2 weeks, 2 months & 2 hours just to make a green curry. Does that sound like a terribly inefficient way to make a meal and a most unproductive use of time? No doubt.
I inwardly grumbled at this terrible inefficiency as I stood for 2 hours with a backache in the kitchen yesterday, cutting and peeling the many herbs and vegetables that make up this dish according to my recipe. (Peeling dozens of shallots took the most time – anyone knows a hack for this??). These discontents rattled through my head: here I am wasting my time and my life making green curry from scratch just because I happen to have a big harvest of coriander that I don’t know what else to do with. It is much easier and probably yummier to eat green curry at an authentic Thai restaurant, or buy ready-made paste from shops. Why am I doing this??! I have many other more important things to do.
This “time-wasting” process actually began way back in early August when I had spent 2 weeks to mix and prepare a soil for planting by workshop participants. After planting, I had devoted 2 months to caring for the coriander before the final harvest (a picture of the bed is at the top of this page). And finally, I had taken 2 hours to combine and transform coriander, galangal, lemongrass, kaffir lime leaves, shallots, garlic, green chillies, peppercorn, cumin, coriander seeds, shrimp paste and salt into curry.
What a long, arduous process just for a meal!
But then my mind shifted as I sniffed the different stimulating scents of freshly cut herbs and vegetables; as I inhaled the appetising fragrance of freshly-made curry paste cooking in coconut milk; as I taste-tested the first spoonfuls of curry broth. I stopped frowning at my inefficiencies and remembered the goodness in this kind of slowness. I reminded myself that I am trying to heal from a stress- and hurry-induced bad habit and sickness.
For the last few years, I have suffered from severe gastrointestinal reflux that could get unbearably painful whenever I felt stressed or hurried. This year, I started to feel much better after making deliberate choices to slow down. I used to gobble down my food although I might have nowhere or nothing to rush to after a meal. It was an old and bad habit. Now, I can be the slowest to finish at the dining table. I used to cram my days and even holidays with checklists of productive things to accomplish. Now, I take 2 weeks, 2 months and 2 hours just to make a green curry.
I still get harried and hurried of course, in fact quite often, as old habits die hard, and I have to persistently fight against that tiny but powerful accusing voice in my head telling me that I ought to be more productive with my time and my life by doing more, by keeping busy, by showing results. When I rush my husband to help me accomplish a task, he often asks: is it THAT urgent? must it be done RIGHT NOW? I usually get annoyed with this reply, but it also forces me to reconsider the meaning and motivation for my hurry. Is it to prove or show something to myself or other people? Is it pride? Is it restlessness? Is it an attempt to cover an emptiness with busyness?

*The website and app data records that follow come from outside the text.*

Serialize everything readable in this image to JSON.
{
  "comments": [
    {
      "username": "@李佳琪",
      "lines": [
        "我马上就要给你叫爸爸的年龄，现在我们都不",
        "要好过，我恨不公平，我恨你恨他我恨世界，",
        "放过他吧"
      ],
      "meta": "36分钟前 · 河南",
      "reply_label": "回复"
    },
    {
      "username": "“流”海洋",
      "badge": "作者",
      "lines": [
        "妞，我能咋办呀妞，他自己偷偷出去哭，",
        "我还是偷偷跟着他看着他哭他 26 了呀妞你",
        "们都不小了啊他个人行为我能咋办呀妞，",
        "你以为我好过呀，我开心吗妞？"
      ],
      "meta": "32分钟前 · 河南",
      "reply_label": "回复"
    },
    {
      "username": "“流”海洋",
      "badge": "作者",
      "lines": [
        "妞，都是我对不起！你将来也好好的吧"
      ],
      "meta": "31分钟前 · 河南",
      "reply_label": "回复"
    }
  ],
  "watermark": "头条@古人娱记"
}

During one bout of pain last year, I read these healing words by Thomas Merton, a Trappist monk:
There is a pervasive form of contemporary violence..activism and overwork. The rush and pressure of modern life are a form, perhaps the most common form, of its innate violence. To allow oneself to be carried away by a multitude of conflicting concerns, to surrender to too many demands, to commit oneself to too many projects, to want to help everyone in everything, is to succumb to violence…It kills the root of inner wisdom which makes work fruitful.
Sometimes, I even carry this kind of violence into my garden, working myself or my garden too hard without giving my body and my soil enough rest. Whenever I rush to produce more out of my garden without proper rest for body and soil, I see violence manifest in the form of body sickness and plant sickness. In my next blog post, I will begin a series on how I prepare my soil before and in between plantings with rest being a key process that heals and rejuvenates the soil.
There is goodness in slowness. The global Slow Food Movement started as “a way of saying no to the rise of fast food and fast life. Slow Food means living an unhurried life, taking time to enjoy simple pleasures, starting at the table.”. Growing and making some of my own food is certainly the longest way to eat a meal. It’s totally not an efficient use of my time. Wasting time like this, I may not be able to check off many productive to-dos in my day.
But…I get to experience the small joys of savouring the intoxicating smells of freshly cut and cooked herbs and vegetables, and serving my family and myself wholesome, home-grown, home-cooked slow food on most nights of the week. I get to slow down and smell the roses, or coriander, in this case.